§ **EXERCISE MATERIAL**:
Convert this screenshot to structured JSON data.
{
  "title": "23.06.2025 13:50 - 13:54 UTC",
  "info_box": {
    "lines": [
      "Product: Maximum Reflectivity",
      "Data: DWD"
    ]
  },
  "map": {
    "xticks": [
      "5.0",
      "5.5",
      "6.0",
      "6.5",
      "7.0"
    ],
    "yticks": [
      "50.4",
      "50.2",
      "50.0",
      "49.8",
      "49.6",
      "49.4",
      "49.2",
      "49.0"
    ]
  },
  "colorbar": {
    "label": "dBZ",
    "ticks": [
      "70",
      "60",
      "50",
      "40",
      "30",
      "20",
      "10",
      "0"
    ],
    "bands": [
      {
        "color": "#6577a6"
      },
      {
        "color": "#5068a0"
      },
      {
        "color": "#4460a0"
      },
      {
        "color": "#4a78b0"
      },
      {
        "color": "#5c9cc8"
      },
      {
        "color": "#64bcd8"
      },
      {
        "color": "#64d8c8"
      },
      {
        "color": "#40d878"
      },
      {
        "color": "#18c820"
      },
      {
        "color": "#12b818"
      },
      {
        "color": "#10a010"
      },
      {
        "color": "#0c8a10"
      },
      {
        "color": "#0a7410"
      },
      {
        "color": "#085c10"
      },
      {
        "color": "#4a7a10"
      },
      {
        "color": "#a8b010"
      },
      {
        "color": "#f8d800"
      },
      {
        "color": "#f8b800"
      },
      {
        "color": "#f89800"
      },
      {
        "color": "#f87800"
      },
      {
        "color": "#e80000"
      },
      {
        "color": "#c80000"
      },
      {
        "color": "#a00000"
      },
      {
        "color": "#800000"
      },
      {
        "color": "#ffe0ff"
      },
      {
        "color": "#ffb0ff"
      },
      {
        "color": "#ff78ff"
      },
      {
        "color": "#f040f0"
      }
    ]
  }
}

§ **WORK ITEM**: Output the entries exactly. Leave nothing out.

§ **TASK SOLUTION**:
Convert this screenshot to structured JSON data.
{
  "title": "23.06.2025 13:50 - 13:54 UTC",
  "info_box": {
    "lines": [
      "Product: Maximum Reflectivity",
      "Data: DWD"
    ]
  },
  "map": {
    "xticks": [
      "5.0",
      "5.5",
      "6.0",
      "6.5",
      "7.0"
    ],
    "yticks": [
      "50.4",
      "50.2",
      "50.0",
      "49.8",
      "49.6",
      "49.4",
      "49.2",
      "49.0"
    ]
  },
  "colorbar": {
    "label": "dBZ",
    "ticks": [
      "70",
      "60",
      "50",
      "40",
      "30",
      "20",
      "10",
      "0"
    ],
    "bands": [
      {
        "color": "#6577a6"
      },
      {
        "color": "#5068a0"
      },
      {
        "color": "#4460a0"
      },
      {
        "color": "#4a78b0"
      },
      {
        "color": "#5c9cc8"
      },
      {
        "color": "#64bcd8"
      },
      {
        "color": "#64d8c8"
      },
      {
        "color": "#40d878"
      },
      {
        "color": "#18c820"
      },
      {
        "color": "#12b818"
      },
      {
        "color": "#10a010"
      },
      {
        "color": "#0c8a10"
      },
      {
        "color": "#0a7410"
      },
      {
        "color": "#085c10"
      },
      {
        "color": "#4a7a10"
      },
      {
        "color": "#a8b010"
      },
      {
        "color": "#f8d800"
      },
      {
        "color": "#f8b800"
      },
      {
        "color": "#f89800"
      },
      {
        "color": "#f87800"
      },
      {
        "color": "#e80000"
      },
      {
        "color": "#c80000"
      },
      {
        "color": "#a00000"
      },
      {
        "color": "#800000"
      },
      {
        "color": "#ffe0ff"
      },
      {
        "color": "#ffb0ff"
      },
      {
        "color": "#ff78ff"
      },
      {
        "color": "#f040f0"
      }
    ]
  }
}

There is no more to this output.